Mies said a recent study placed a $34 billion value on bats for U.S. farmers who rely on bats to eat the nighttime insects like moths and beetles that could destroy crops or force farmers to use pesticides.
They’re also vital to the pollination of several plants, including the agave plant used in tequila.
“Toast the bats every time you have a margarita,” he said.
Here in Routt County, bats are an important part of environmental conversations.
The Yampa Valley Land Trust, which is sponsoring Mies’ two appearances Sunday, has a specific reason for its interest in educating the community about bats: The group is responsible for finding a new home for about 1,000 little brown bats that happen to reside on the historic Rehder Ranch. The land trust hopes to renovate the five historic structures on the property but not without working with state and national wildlife officials on finding a way to conserve these native creatures.
“We love the bats,” said Susan Dorsey, executive director of the Yampa Valley Land Trust. “We’re working to give them a home of their own.”
As a part of his presentation, Mies will talk about building bat houses as a way to offer up a home to native bats and help support the health of their population.
“For average homeowners, the best thing for all of us to do is to use as little pesticides as possible and putting up bat houses,” said Mies. “The bats that do make it through the winter need to find safe places to raise their young.

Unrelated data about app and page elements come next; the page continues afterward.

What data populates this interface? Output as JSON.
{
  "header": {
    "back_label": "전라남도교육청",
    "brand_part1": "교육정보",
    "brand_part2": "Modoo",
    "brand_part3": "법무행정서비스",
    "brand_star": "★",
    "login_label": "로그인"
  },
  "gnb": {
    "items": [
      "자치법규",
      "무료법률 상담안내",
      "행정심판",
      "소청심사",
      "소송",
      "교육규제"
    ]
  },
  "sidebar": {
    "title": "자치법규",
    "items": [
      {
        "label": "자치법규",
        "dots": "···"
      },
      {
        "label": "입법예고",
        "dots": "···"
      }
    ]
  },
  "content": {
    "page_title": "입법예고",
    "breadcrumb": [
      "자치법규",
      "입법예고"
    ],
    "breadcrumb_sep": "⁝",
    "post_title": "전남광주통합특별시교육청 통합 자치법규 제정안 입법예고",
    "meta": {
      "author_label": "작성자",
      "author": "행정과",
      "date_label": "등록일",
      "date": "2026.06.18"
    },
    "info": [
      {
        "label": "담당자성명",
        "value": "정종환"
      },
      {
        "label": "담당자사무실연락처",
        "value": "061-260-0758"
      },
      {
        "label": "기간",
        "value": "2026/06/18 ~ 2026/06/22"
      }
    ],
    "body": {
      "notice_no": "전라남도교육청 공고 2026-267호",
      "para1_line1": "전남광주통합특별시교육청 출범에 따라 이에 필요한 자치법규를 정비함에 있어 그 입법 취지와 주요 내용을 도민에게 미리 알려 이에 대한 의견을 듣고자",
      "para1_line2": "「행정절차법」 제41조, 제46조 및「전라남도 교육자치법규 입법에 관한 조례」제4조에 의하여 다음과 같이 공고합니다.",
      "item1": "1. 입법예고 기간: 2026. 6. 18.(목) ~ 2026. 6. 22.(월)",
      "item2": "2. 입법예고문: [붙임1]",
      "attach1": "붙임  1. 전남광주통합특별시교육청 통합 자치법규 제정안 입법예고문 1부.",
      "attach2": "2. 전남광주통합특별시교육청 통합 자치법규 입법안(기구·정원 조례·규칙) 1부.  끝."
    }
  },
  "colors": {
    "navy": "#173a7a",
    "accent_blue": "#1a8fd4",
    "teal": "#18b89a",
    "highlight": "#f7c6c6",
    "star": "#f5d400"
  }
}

“And then, also teaching people. A lot of people fear bats. The more people know the uniqueness and the importance of bats, the less they’ll kill them, and the more they’ll protect them.”